In a small portrait of Christ, Finster, pleading for an end to the world's ever-growing evil, signed his painting: "Howard Finster World's Red Light Stop Sign."

"This Baptist preacher began making art as he was called by the Lord to do it and his intention was to convert," she said. "He had the good news. And being a good Evangelical, he wanted to share that news. By the end of his lifetime, I believe he had made over 50,000 works, signed works. Some of them much better than others but then it wouldn't matter to Howard because he had a message on each of those."

But, Crown points out, not all of these artists are believers.

"I've got a couple of artists that are critical of the church and point out that preachers aren't perfect," she added. "There are works by for example Herbert Singleton.

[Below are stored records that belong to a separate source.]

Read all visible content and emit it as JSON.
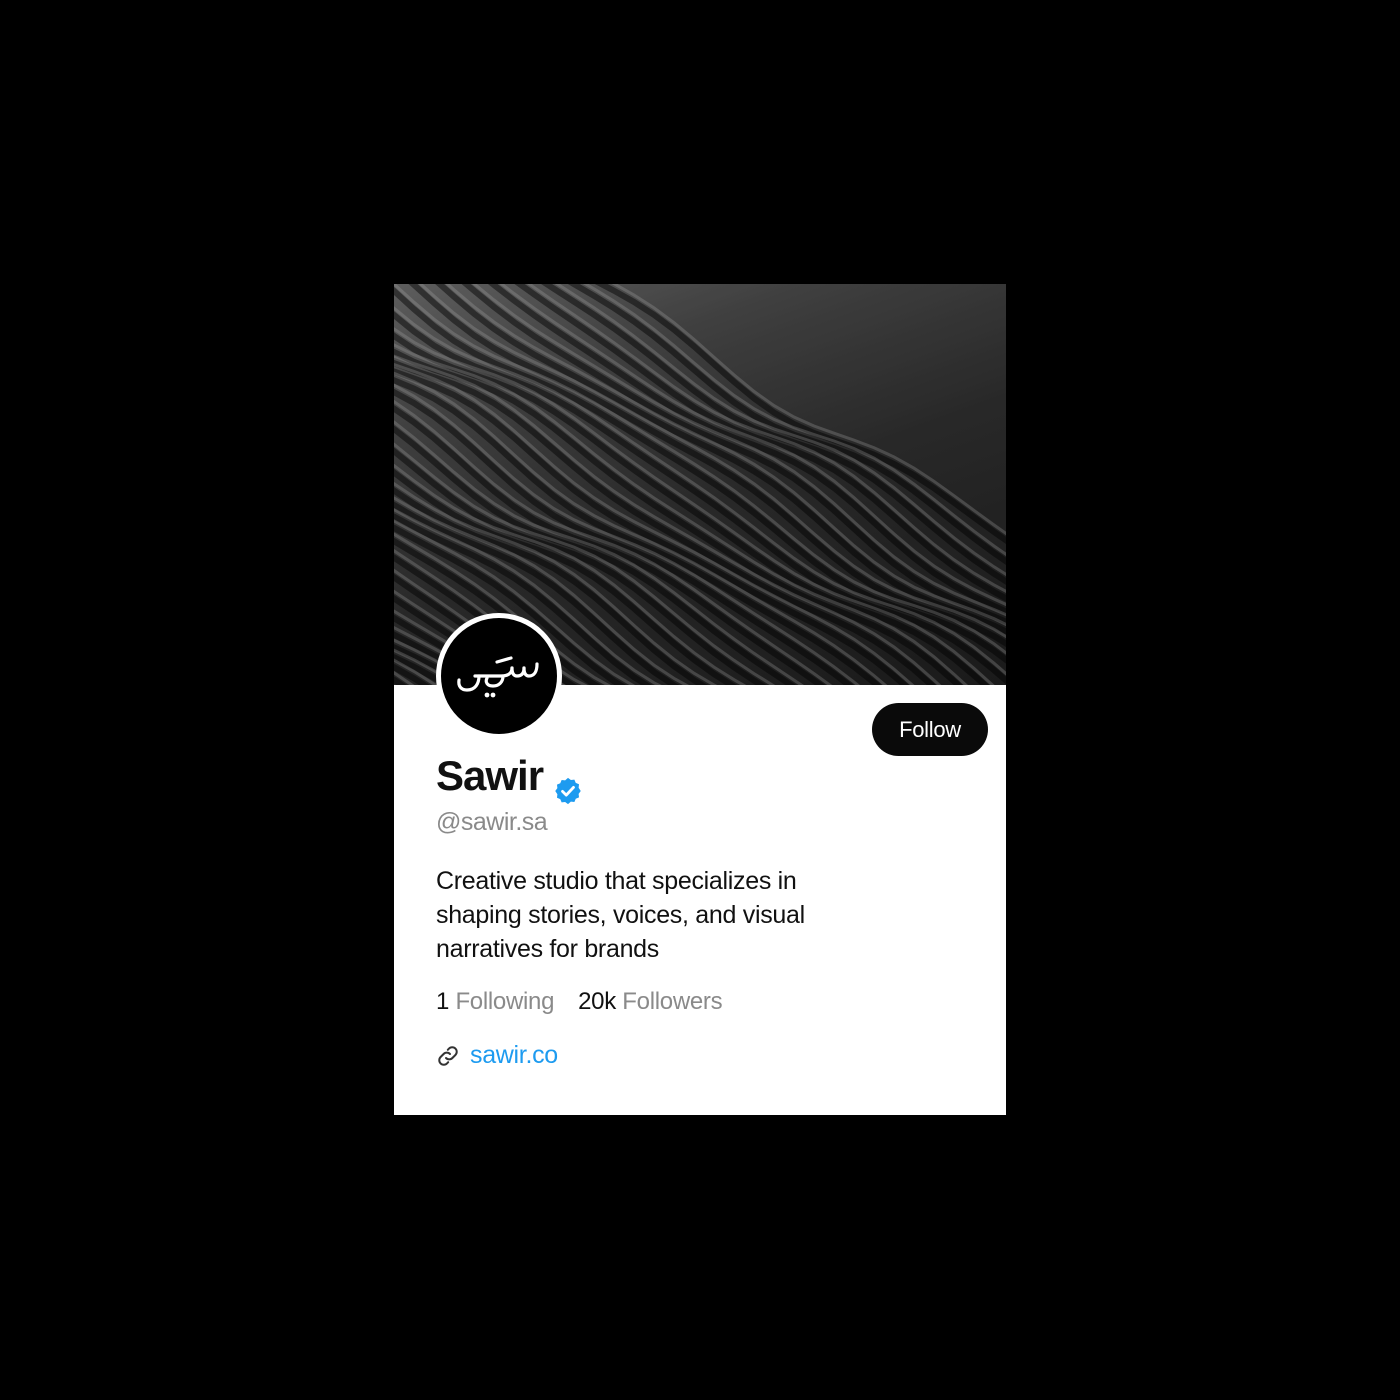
{
  "profile": {
    "avatar_logo_text": "سوير",
    "follow_label": "Follow",
    "display_name": "Sawir",
    "verified_icon": "verified-badge-icon",
    "handle": "@sawir.sa",
    "bio": "Creative studio that specializes in shaping stories, voices, and visual narratives for brands",
    "stats": [
      {
        "count": "1",
        "label": "Following"
      },
      {
        "count": "20k",
        "label": "Followers"
      }
    ],
    "link_icon": "link-icon",
    "website": "sawir.co"
  },
  "colors": {
    "page_background": "#000000",
    "card_background": "#ffffff",
    "follow_button": "#0a0a0a",
    "verified": "#1d9bf0",
    "link": "#1d9bf0",
    "secondary_text": "#8a8a8a"
  }
}
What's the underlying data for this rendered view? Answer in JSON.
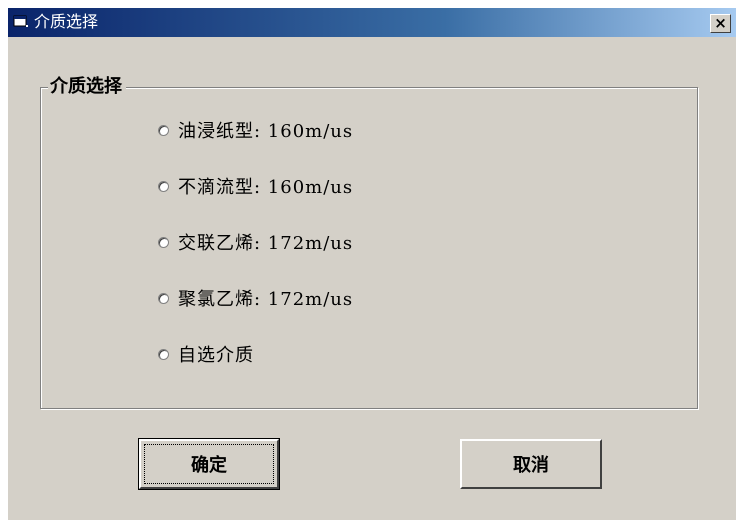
{
  "window": {
    "title": "介质选择",
    "close_label": "×"
  },
  "group": {
    "title": "介质选择"
  },
  "options": [
    {
      "label": "油浸纸型: 160m/us"
    },
    {
      "label": "不滴流型: 160m/us"
    },
    {
      "label": "交联乙烯: 172m/us"
    },
    {
      "label": "聚氯乙烯: 172m/us"
    },
    {
      "label": "自选介质"
    }
  ],
  "buttons": {
    "ok_label": "确定",
    "cancel_label": "取消"
  },
  "colors": {
    "titlebar_start": "#0a246a",
    "titlebar_end": "#a6caf0",
    "face": "#d4d0c8"
  },
  "icons": {
    "app": "window-app-icon",
    "close": "close-icon"
  }
}
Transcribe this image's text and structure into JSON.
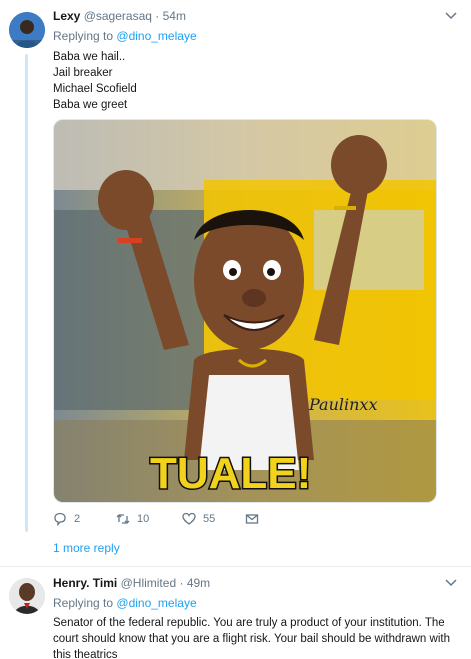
{
  "tweets": [
    {
      "name": "Lexy",
      "handle": "@sagerasaq",
      "separator": "·",
      "time": "54m",
      "replying_label": "Replying to",
      "replying_to": "@dino_melaye",
      "lines": [
        "Baba we hail..",
        "Jail breaker",
        "Michael Scofield",
        "Baba we greet"
      ],
      "media_text": "TUALE!",
      "media_signature": "Paulinxx",
      "actions": {
        "replies": "2",
        "retweets": "10",
        "likes": "55"
      },
      "more_replies": "1 more reply"
    },
    {
      "name": "Henry. Timi",
      "handle": "@Hlimited",
      "separator": "·",
      "time": "49m",
      "replying_label": "Replying to",
      "replying_to": "@dino_melaye",
      "text": "Senator of the federal republic. You are truly a product of your institution. The court should know that you are a flight risk. Your bail should be withdrawn with this theatrics"
    }
  ],
  "icons": [
    "chevron-down-icon",
    "reply-icon",
    "retweet-icon",
    "like-icon",
    "message-icon"
  ],
  "colors": {
    "link": "#1da1f2",
    "muted": "#657786",
    "thread": "#cfe6f7",
    "media_yellow": "#f2c400"
  }
}
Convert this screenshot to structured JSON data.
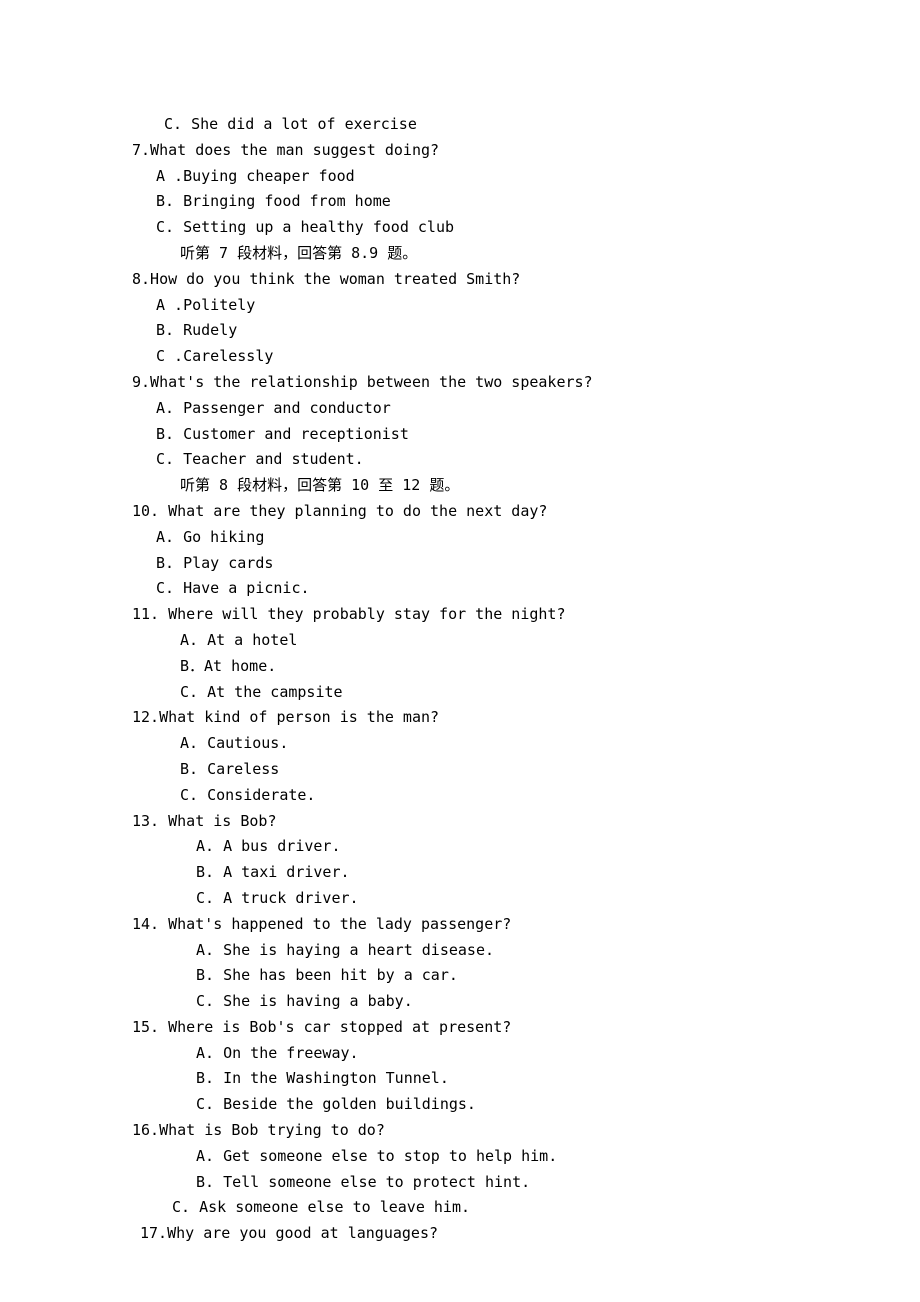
{
  "lines": [
    {
      "indent": "indent-1",
      "text": "C. She did a lot of exercise"
    },
    {
      "indent": "",
      "text": "7.What does the man suggest doing?"
    },
    {
      "indent": "indent-2",
      "text": "A .Buying cheaper food"
    },
    {
      "indent": "indent-2",
      "text": "B. Bringing food from home"
    },
    {
      "indent": "indent-2",
      "text": "C. Setting up a healthy food club"
    },
    {
      "indent": "indent-3",
      "text": "听第 7 段材料，回答第 8.9 题。"
    },
    {
      "indent": "",
      "text": "8.How do you think the woman treated Smith?"
    },
    {
      "indent": "indent-2",
      "text": "A .Politely"
    },
    {
      "indent": "indent-2",
      "text": "B. Rudely"
    },
    {
      "indent": "indent-2",
      "text": "C .Carelessly"
    },
    {
      "indent": "",
      "text": "9.What's the relationship between the two speakers?"
    },
    {
      "indent": "indent-2",
      "text": "A. Passenger and conductor"
    },
    {
      "indent": "indent-2",
      "text": "B. Customer and receptionist"
    },
    {
      "indent": "indent-2",
      "text": "C. Teacher and student."
    },
    {
      "indent": "indent-3",
      "text": "听第 8 段材料，回答第 10 至 12 题。"
    },
    {
      "indent": "",
      "text": "10. What are they planning to do the next day?"
    },
    {
      "indent": "indent-2",
      "text": "A. Go hiking"
    },
    {
      "indent": "indent-2",
      "text": "B. Play cards"
    },
    {
      "indent": "indent-2",
      "text": "C. Have a picnic."
    },
    {
      "indent": "",
      "text": "11. Where will they probably stay for the night?"
    },
    {
      "indent": "indent-3",
      "text": "A. At a hotel"
    },
    {
      "indent": "indent-3",
      "text": "B．At home."
    },
    {
      "indent": "indent-3",
      "text": "C. At the campsite"
    },
    {
      "indent": "",
      "text": "12.What kind of person is the man?"
    },
    {
      "indent": "indent-3",
      "text": "A. Cautious."
    },
    {
      "indent": "indent-3",
      "text": "B. Careless"
    },
    {
      "indent": "indent-3",
      "text": "C. Considerate."
    },
    {
      "indent": "",
      "text": "13. What is Bob?"
    },
    {
      "indent": "indent-4",
      "text": "A. A bus driver."
    },
    {
      "indent": "indent-4",
      "text": "B. A taxi driver."
    },
    {
      "indent": "indent-4",
      "text": "C. A truck driver."
    },
    {
      "indent": "",
      "text": "14. What's happened to the lady passenger?"
    },
    {
      "indent": "indent-4",
      "text": "A. She is haying a heart disease."
    },
    {
      "indent": "indent-4",
      "text": "B. She has been hit by a car."
    },
    {
      "indent": "indent-4",
      "text": "C. She is having a baby."
    },
    {
      "indent": "",
      "text": "15. Where is Bob's car stopped at present?"
    },
    {
      "indent": "indent-4",
      "text": "A. On the freeway."
    },
    {
      "indent": "indent-4",
      "text": "B. In the Washington Tunnel."
    },
    {
      "indent": "indent-4",
      "text": "C. Beside the golden buildings."
    },
    {
      "indent": "",
      "text": "16.What is Bob trying to do?"
    },
    {
      "indent": "indent-4",
      "text": "A. Get someone else to stop to help him."
    },
    {
      "indent": "indent-4",
      "text": "B. Tell someone else to protect hint."
    },
    {
      "indent": "indent-6",
      "text": "C. Ask someone else to leave him."
    },
    {
      "indent": "indent-7",
      "text": "17.Why are you good at languages?"
    }
  ]
}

His work carved out of a wood and painted is labeled the biggest Baptist is the biggest sinner. And it shows a male preacher in his long frock standing behind a perky woman in a red dress and he is, I don't know the appropriate term to be said, fondling her if you will."

Joe Light also rejected the evangelical message of his boyhood in Memphis, Tennessee after he landed in jail as a teenager. During his incarceration he believed he received a sign from God to create art.

"And he also believed that a change of belief was required," she said. "He became or endorsed the Jewish religion - kind of a religion he modified on his own - so it's sort of his own self-made Jewish tradition."

Light's work is painted on a discarded door and contains the words God of Israel, Abraham and Moses - emphasizing the Lord of the Old Testament.

"It's an image I think is appropriate especially for the Museum of Biblical Art because the God of the Old Testament is the God of Jews and is the God of Christians and also the God of those who believe in the followings of Mohammed," explained Carol Crown. "It's a way of emphasizing that these three faith traditions are bound together in the Bible."

Coming Home is diverse in other ways, including works by African American and White artists and several women. But in addition to the religious theme, these works also possess an aesthetic unity.

"Many of these artists are incredibly inventive in using materials because they don't often have the money to buy the art materials that we would usually associate, canvas, acrylics, that kind of thing," she said. "They use cast-off objects, materials, old paint, whatever's lying around their house to make their art. It's often a very bright, intense, ornamental art; it's meant to catch your eye. And you're meant to like it."

The museum plans to continue exhibiting a mix of both reverent and irreverent art in future shows, including, for example, a work that places Jesus Christ's image on a box of Wheaties breakfast cereal. This museum believes apparently that, like beauty, religion lies in the eye of the beholder.